**Task objective**
Please report every line in the material below where the word "screenshot" is found.

**Raw data**
>>>
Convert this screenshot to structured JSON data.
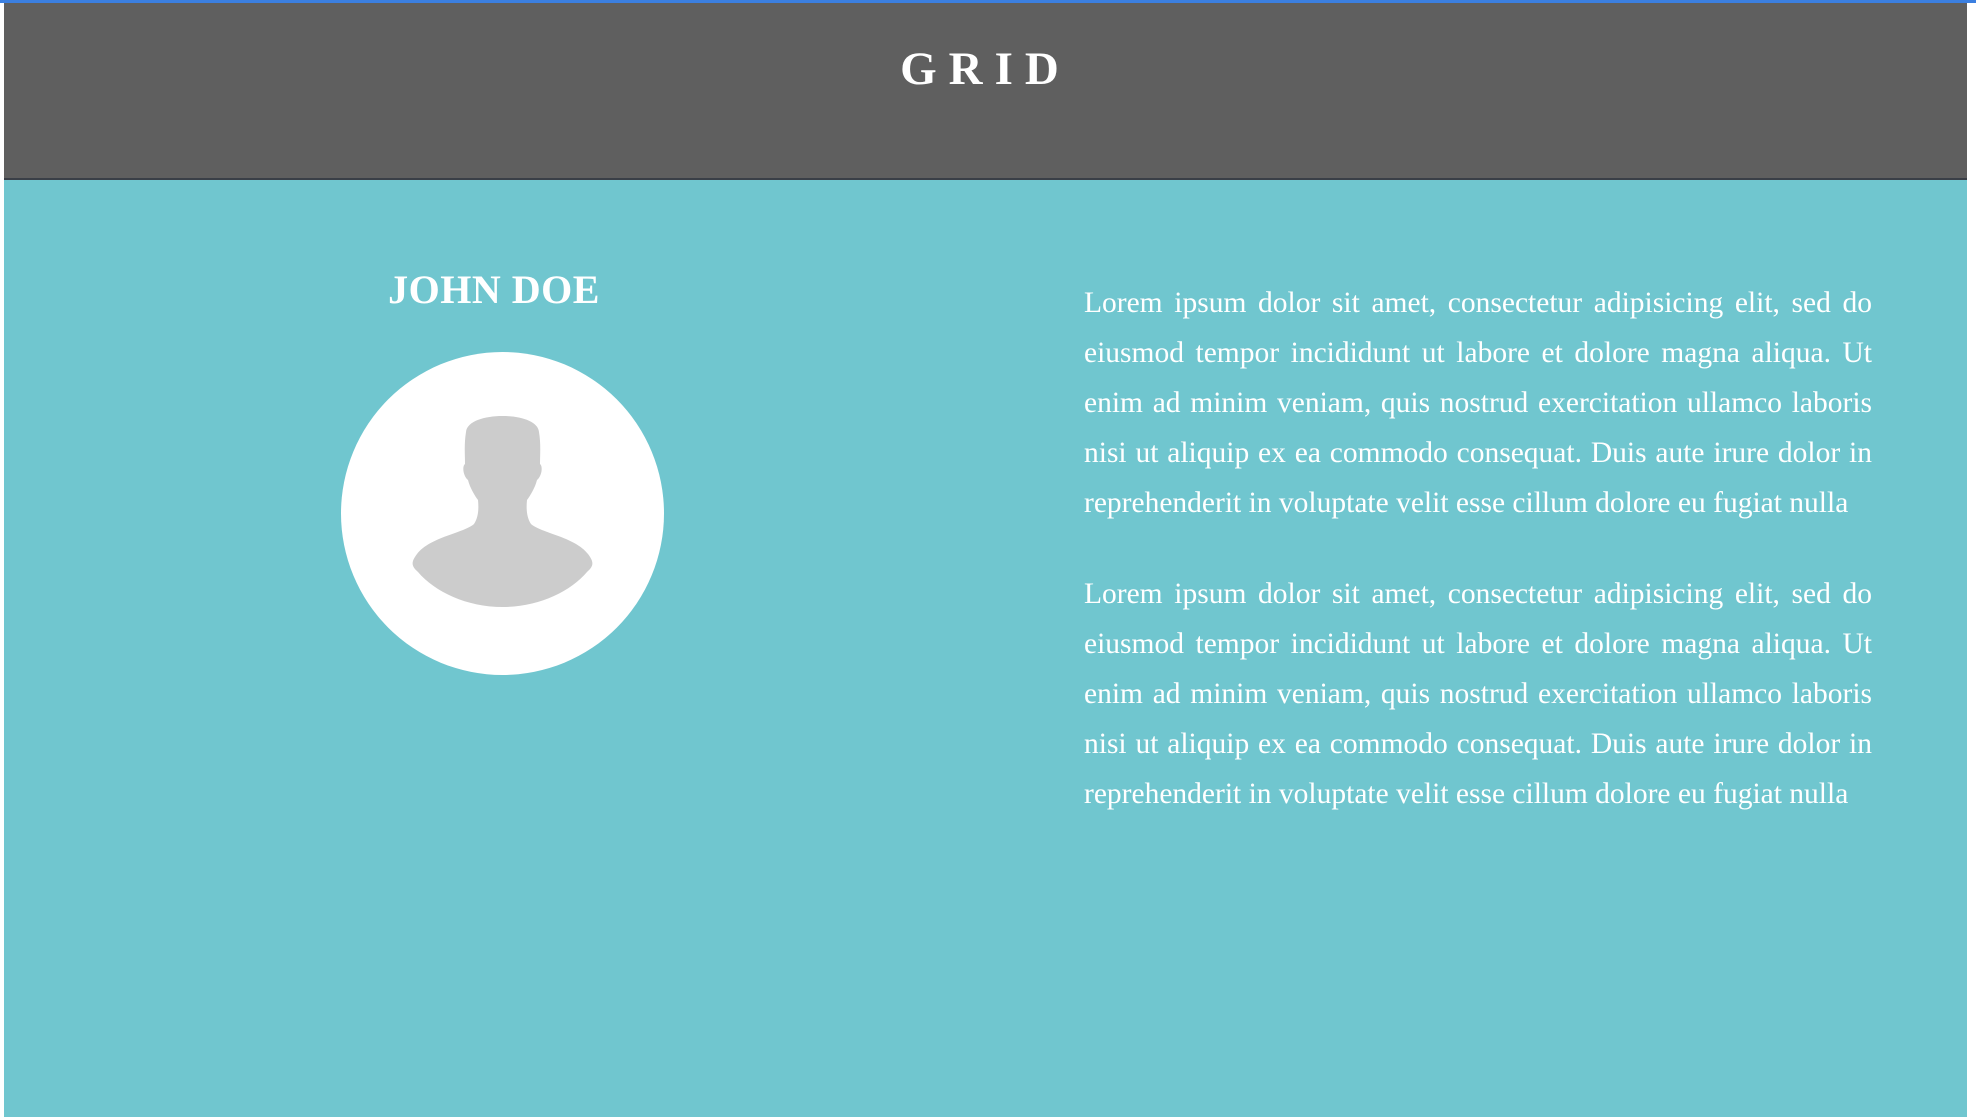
{
  "header": {
    "title": "GRID"
  },
  "profile": {
    "name": "JOHN DOE",
    "avatar_icon": "user-silhouette-icon"
  },
  "content": {
    "paragraphs": [
      "Lorem ipsum dolor sit amet, consectetur adipisicing elit, sed do eiusmod tempor incididunt ut labore et dolore magna aliqua. Ut enim ad minim veniam, quis nostrud exercitation ullamco laboris nisi ut aliquip ex ea commodo consequat. Duis aute irure dolor in reprehenderit in voluptate velit esse cillum dolore eu fugiat nulla",
      "Lorem ipsum dolor sit amet, consectetur adipisicing elit, sed do eiusmod tempor incididunt ut labore et dolore magna aliqua. Ut enim ad minim veniam, quis nostrud exercitation ullamco laboris nisi ut aliquip ex ea commodo consequat. Duis aute irure dolor in reprehenderit in voluptate velit esse cillum dolore eu fugiat nulla"
    ]
  },
  "colors": {
    "header_bg": "#5f5f5f",
    "main_bg": "#70c6cf",
    "text": "#ffffff",
    "avatar_bg": "#ffffff",
    "avatar_figure": "#cccccc",
    "accent_line": "#3b7fe0"
  }
}
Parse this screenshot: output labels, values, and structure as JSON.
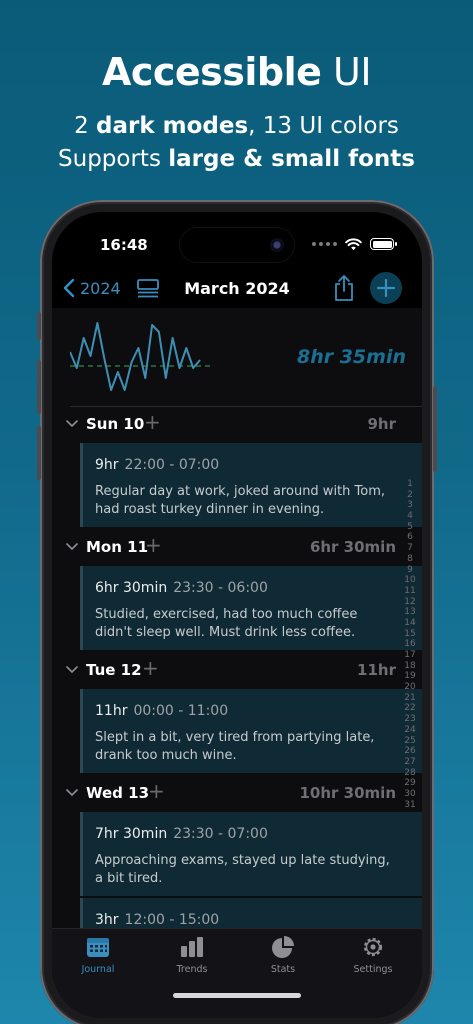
{
  "promo": {
    "title_bold": "Accessible",
    "title_light": "UI",
    "line1_a": "2 ",
    "line1_b": "dark modes",
    "line1_c": ", 13 UI colors",
    "line2_a": "Supports ",
    "line2_b": "large & small fonts"
  },
  "status_bar": {
    "time": "16:48"
  },
  "nav": {
    "back_label": "2024",
    "title": "March 2024",
    "icons": [
      "chevron-left-icon",
      "list-icon",
      "share-icon",
      "plus-icon"
    ]
  },
  "summary": {
    "total": "8hr 35min"
  },
  "days": [
    {
      "name": "Sun 10",
      "total": "9hr",
      "entry": {
        "duration": "9hr",
        "range": "22:00 - 07:00",
        "note": "Regular day at work, joked around with Tom, had roast turkey dinner in evening."
      }
    },
    {
      "name": "Mon 11",
      "total": "6hr 30min",
      "entry": {
        "duration": "6hr 30min",
        "range": "23:30 - 06:00",
        "note": "Studied, exercised, had too much coffee didn't sleep well. Must drink less coffee."
      }
    },
    {
      "name": "Tue 12",
      "total": "11hr",
      "entry": {
        "duration": "11hr",
        "range": "00:00 - 11:00",
        "note": "Slept in a bit, very tired from partying late, drank too much wine."
      }
    },
    {
      "name": "Wed 13",
      "total": "10hr 30min",
      "entry": {
        "duration": "7hr 30min",
        "range": "23:30 - 07:00",
        "note": "Approaching exams, stayed up late studying, a bit tired."
      }
    }
  ],
  "partial_entry": {
    "duration": "3hr",
    "range": "12:00 - 15:00"
  },
  "day_index": [
    "1",
    "2",
    "3",
    "4",
    "5",
    "6",
    "7",
    "8",
    "9",
    "10",
    "11",
    "12",
    "13",
    "14",
    "15",
    "16",
    "17",
    "18",
    "19",
    "20",
    "21",
    "22",
    "23",
    "24",
    "25",
    "26",
    "27",
    "28",
    "29",
    "30",
    "31"
  ],
  "tabs": [
    {
      "label": "Journal",
      "icon": "calendar-icon",
      "active": true
    },
    {
      "label": "Trends",
      "icon": "bar-chart-icon",
      "active": false
    },
    {
      "label": "Stats",
      "icon": "pie-chart-icon",
      "active": false
    },
    {
      "label": "Settings",
      "icon": "gear-icon",
      "active": false
    }
  ],
  "colors": {
    "accent": "#3a8fc0",
    "chart_line": "#3e8fb5",
    "chart_avg": "#2f8a4a",
    "entry_bg": "#0f2a35"
  }
}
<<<
**Problem solution**
Convert this screenshot to structured JSON data.
Parse this screenshot: output labels, values, and structure as JSON.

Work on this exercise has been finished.